### DATA SHOWN:

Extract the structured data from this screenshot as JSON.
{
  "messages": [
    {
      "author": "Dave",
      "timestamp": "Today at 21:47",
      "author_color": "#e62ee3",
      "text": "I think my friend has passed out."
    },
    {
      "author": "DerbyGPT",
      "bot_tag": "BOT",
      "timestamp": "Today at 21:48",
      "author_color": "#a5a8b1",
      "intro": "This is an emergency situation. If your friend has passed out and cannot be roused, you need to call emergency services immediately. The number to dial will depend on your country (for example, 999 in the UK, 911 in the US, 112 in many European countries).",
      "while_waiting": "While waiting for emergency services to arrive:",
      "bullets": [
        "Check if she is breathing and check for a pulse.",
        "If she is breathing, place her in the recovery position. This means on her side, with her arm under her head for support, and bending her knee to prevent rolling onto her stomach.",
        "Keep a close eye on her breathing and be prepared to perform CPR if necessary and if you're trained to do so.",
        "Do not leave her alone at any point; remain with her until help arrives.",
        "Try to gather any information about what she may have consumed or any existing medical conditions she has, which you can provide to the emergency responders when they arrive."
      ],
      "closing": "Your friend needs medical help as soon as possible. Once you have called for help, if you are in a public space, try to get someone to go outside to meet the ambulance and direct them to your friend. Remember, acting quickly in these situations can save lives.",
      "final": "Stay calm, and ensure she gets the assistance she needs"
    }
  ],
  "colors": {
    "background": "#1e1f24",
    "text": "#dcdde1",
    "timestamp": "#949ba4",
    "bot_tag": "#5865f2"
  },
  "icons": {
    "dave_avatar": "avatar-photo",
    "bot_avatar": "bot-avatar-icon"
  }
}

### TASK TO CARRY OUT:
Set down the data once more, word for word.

### RESULT BELOW:
Extract the structured data from this screenshot as JSON.
{
  "messages": [
    {
      "author": "Dave",
      "timestamp": "Today at 21:47",
      "author_color": "#e62ee3",
      "text": "I think my friend has passed out."
    },
    {
      "author": "DerbyGPT",
      "bot_tag": "BOT",
      "timestamp": "Today at 21:48",
      "author_color": "#a5a8b1",
      "intro": "This is an emergency situation. If your friend has passed out and cannot be roused, you need to call emergency services immediately. The number to dial will depend on your country (for example, 999 in the UK, 911 in the US, 112 in many European countries).",
      "while_waiting": "While waiting for emergency services to arrive:",
      "bullets": [
        "Check if she is breathing and check for a pulse.",
        "If she is breathing, place her in the recovery position. This means on her side, with her arm under her head for support, and bending her knee to prevent rolling onto her stomach.",
        "Keep a close eye on her breathing and be prepared to perform CPR if necessary and if you're trained to do so.",
        "Do not leave her alone at any point; remain with her until help arrives.",
        "Try to gather any information about what she may have consumed or any existing medical conditions she has, which you can provide to the emergency responders when they arrive."
      ],
      "closing": "Your friend needs medical help as soon as possible. Once you have called for help, if you are in a public space, try to get someone to go outside to meet the ambulance and direct them to your friend. Remember, acting quickly in these situations can save lives.",
      "final": "Stay calm, and ensure she gets the assistance she needs"
    }
  ],
  "colors": {
    "background": "#1e1f24",
    "text": "#dcdde1",
    "timestamp": "#949ba4",
    "bot_tag": "#5865f2"
  },
  "icons": {
    "dave_avatar": "avatar-photo",
    "bot_avatar": "bot-avatar-icon"
  }
}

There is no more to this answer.